== EXERCISE PROMPT ==
From the data, return each line holding the word "username".
------ SOURCE DATA
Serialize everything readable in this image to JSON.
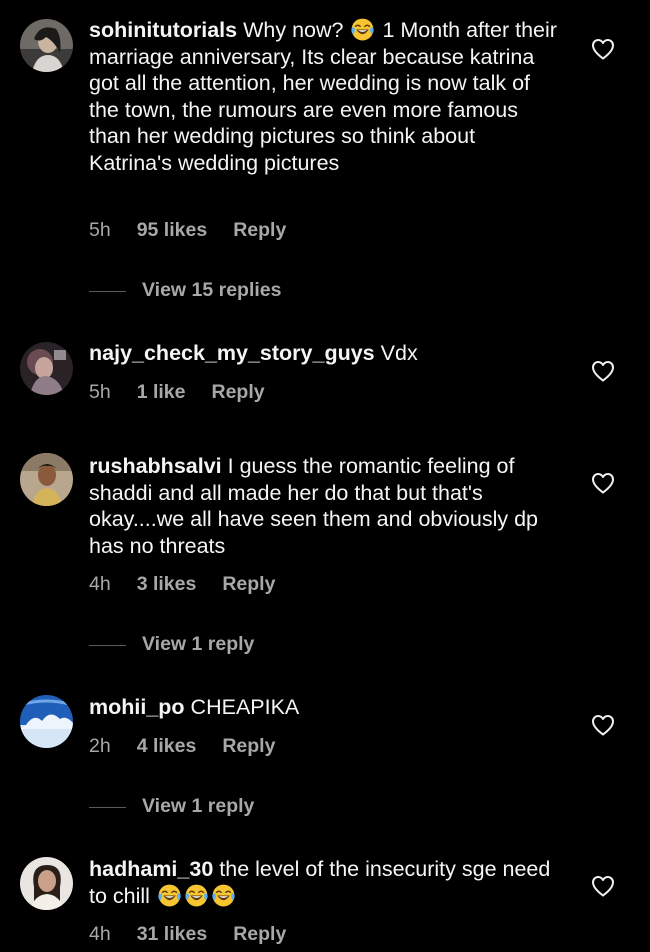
{
  "comments": [
    {
      "username": "sohinitutorials",
      "text_before_emoji": "Why now? ",
      "text_after_emoji": " 1 Month after their marriage anniversary, Its clear because katrina got all the attention, her wedding is now talk of the town, the rumours are even more famous than her wedding pictures so think about Katrina's wedding pictures",
      "emoji": "face-with-tears-of-joy",
      "time": "5h",
      "likes": "95 likes",
      "reply_label": "Reply",
      "view_replies": "View 15 replies"
    },
    {
      "username": "najy_check_my_story_guys",
      "text": "Vdx",
      "time": "5h",
      "likes": "1 like",
      "reply_label": "Reply"
    },
    {
      "username": "rushabhsalvi",
      "text": "I guess the romantic feeling of shaddi and all made her do that but that's okay....we all have seen them and obviously dp has no threats",
      "time": "4h",
      "likes": "3 likes",
      "reply_label": "Reply",
      "view_replies": "View 1 reply"
    },
    {
      "username": "mohii_po",
      "text": "CHEAPIKA",
      "time": "2h",
      "likes": "4 likes",
      "reply_label": "Reply",
      "view_replies": "View 1 reply"
    },
    {
      "username": "hadhami_30",
      "text": "the level of the insecurity sge need to chill ",
      "emoji": "face-with-tears-of-joy",
      "emoji_count": 3,
      "time": "4h",
      "likes": "31 likes",
      "reply_label": "Reply"
    }
  ],
  "icons": {
    "like": "heart-outline-icon",
    "emoji": "face-with-tears-of-joy"
  },
  "colors": {
    "background": "#000000",
    "text": "#f5f5f5",
    "secondary_text": "#a8a8a8",
    "emoji_face": "#f7c531"
  }
}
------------
== SOLUTION ==
      "username": "sohinitutorials",
      "username": "najy_check_my_story_guys",
      "username": "rushabhsalvi",
      "username": "mohii_po",
      "username": "hadhami_30",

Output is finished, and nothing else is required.